Stronger together is the motto of Armagh construction supply company SDG, and it’s a maxim that its chief executive keeps at the forefront of all her business dealings.
Louise Skeath joined the family business seven years ago and in that time turnover has doubled.
The 48-year-old has an ambitious vision for the future too, planning to increase turnover by five-fold within five years and increase their reach in the Republic of Ireland and the rest of the UK.
But she is in no doubt she would not be able to do any of it without the company’s 28 staff or their customers.
Recently, the company handed over £20,000 to the Air Ambulance and the NI Cancer Fund for Children, after staff organised and took part in a number of fundraising challenges.
It was the first time SDG had chosen charities for the year but such was its success they have decided to make it an annual event.
They have been accepting suggestions for a nominated charity for next year which will be decided by employee vote.
Said Louise: “I think as a leader of a company you have a personal responsibility to your local economy and to give back to the local community.
“If you are successful, you always have to be mindful to give part of that success back so that’s something I am trying to instil in the business.”
The business, which is based at Tullygoonigan Industrial Estate on the Moy Road and also has a smaller branch in Emyvale, Co Monaghan, was established in 1990 by Louise’s dad, Monaghan man Seamus Duffy.
The first two letters of SDG are his initials while the G is for Louise’s older brother Gary who has worked in the firm from the outset.
Although Louise ‘s degree was in food sciences, she ended up working with her husband Mark for 10 years in his pharmaceutical refrigeration logistics company.
After selling it and taking a sabbatical, her father asked her to join him in SDG in 2015 and she took over as chief executive four years later.
“I always have three focuses – looking at the horizon, to see what we are going to do; looking over my shoulder to see what we are doing, and taking care of our people,” she said.
Last year she won two awards, of which she is very proud – one from the Institute of Directors and the other from Women in Business.
Louise, who still lives in Monaghan with Mark and their four children, aged from 10-20 years, said running your own business “really helps you cut your teeth.

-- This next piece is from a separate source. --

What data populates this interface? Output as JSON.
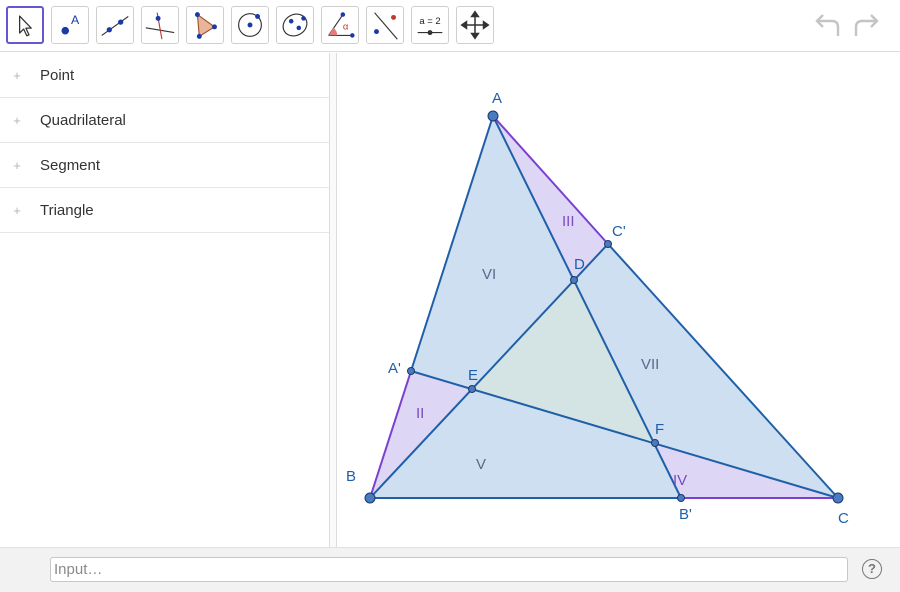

You learn a lot”.
“My role was always customer-centric so the key thing I brought to SDG was focusing on the customers, looking at the importance of relationships and collaborating with customers on key projects,” she said.
“My passion is research and development and innovation – I am very future centric.
“I love that two days are never the same. Because you own the business, you are always invested in it.”
The company, which works with manufacturers, contractors, engineers and designers at every stage of construction, currently services Northern Ireland, the Republic and Great Britain but its vision is to “create a legacy of jobs in Northern Ireland that we can sustain and make products that we can push out globally”.
With between 60-80 customers a day, it has six vehicles on the road and uses couriers as well.
Fifty-two per cent of all its business is in the precast market and it has supplied solutions such as acoustic ceilings to the Central Bank and the High Courts in Dublin, as well as working on projects with Microsoft, Google and Facebook.
It is now looking to supply more innovative, technical products and has its own in-house technical team.
Louise said the past three years had been tough, with Covid and now the war in Ukraine resulting in a huge rise in steel prices.
“It has been very challenging but resilience makes you stronger,” she said. “We were lucky because, even with Covid, we were able to service our customers up to 80 per cent of where we wanted to be.
“The funding and support the British Government has given us is phenomenal, not just during the pandemic.”
SDG has also supported its staff through the cost of living crisis, giving them extra payments to cover increased energy costs and inflation.
“It has been very well received across the team,” she said. “We believe in looking after the team because they are the people looking after our customers.
“After all, if you don’t have a happy workforce, what do you have?”